Florida State set an NCAA record in the first half, holding Savannah State to just three points. The previous record for fewest points scored by a Division I team was eight points by Liberty on January 27, 2001. The Tribe played 15:22 seconds of shutout basketball as Allen hit a three-pointer to open the game and the Seminoles never looked back. FSU had a 41-0 lead before the Tigers scored their first point at the 4:38 mark. All 13 Seminoles saw action in the first half. Allen played just seven minutes but led all scorers with 13 points as she scored 11 of the game’s first 13 points. FSU shot 54 percent from the field and outrebounded Savannah State, 29-15. The Tigers went 1-for-21 (4.5), including 1-for-7 from the free throw line, and committed 21 turnovers.
Savannah State opened the second half with a three-pointer and shot an improved 34 percent in the final 20 minutes of the game. The Seminoles just kept rolling in the second half, shooting 58 percent from field and continuing their rebounding dominance. All 13 Florida State players saw at least 13 minutes of playing time for the game. Freshman point guard Shante Williams, who made her first career college start, played a team-high 20 minutes and had seven points and a team-high seven assists and five steals with just one turnover. Joining Allen in the double figure scoring department were junior Genesis Choice (12), freshman Ronalda Pierce (12), senior Trinetta Moore (11) and junior Linnea Liljestrand (11). Led by team-high eight rebounds by Pierce and sophomore Hannah Linquist, FSU outrebounded Savannah State, 55-25.
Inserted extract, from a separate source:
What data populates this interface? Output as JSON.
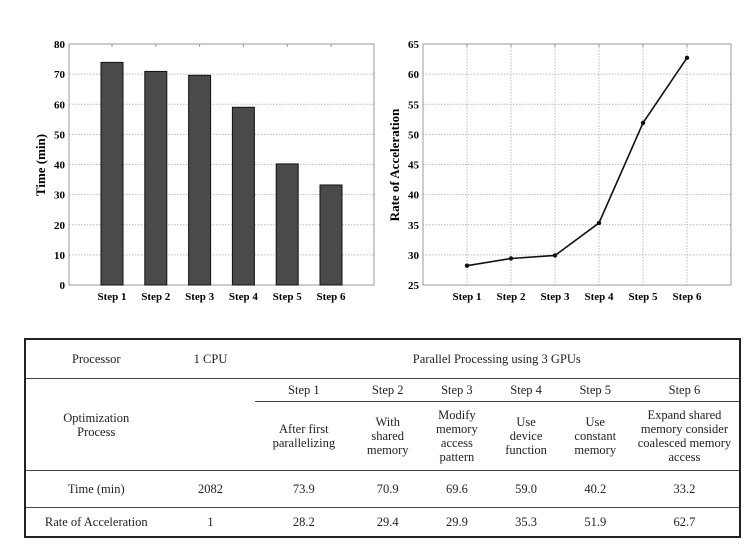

“In the second half, one of the things that we challenged our players to do was to keep focused because it’s going to be a completely different kind of focus on Tuesday night when we go up to UConn and there’s 16,000 people there,” Semrau said. “Therefore, we wanted to challenge ourselves not to look at the scoreboard and try to stay strong in our system. I thought everybody came in for the first game and did a nice job of playing their role.”
The last time Florida State reached the 100-point plateau was on December 19, 1999 at Loyola. The last time FSU scored 100 or more points at home was in a 112-101 overtime loss to North Carolina on December 5, 1998. The Tribe’s 107 points is the third most points an FSU women’s basketball team has ever scored while the 79-point margin of victory ranks second all-time at FSU. The contest marks program’s 22nd 100-point game.
All the records don’t mean much to Allen, who has her sights set on the Seminoles’ next game at UConn.
“I didn’t look at the scoreboard at all until the end just because if you look at it, you can have a tendency to slack off,” Allen said. “I’ve already forgotten about this game. I’m worried about UConn now. It’s a big victory and we got a lot of people in and got them experience but we’re going to need people coming off the bench and stepping up when we go up to UConn.”
Tuesday’s contest will be the second meeting between Florida State and Connecticut. The Huskies defeated FSU 74-55 last season in Tallahassee.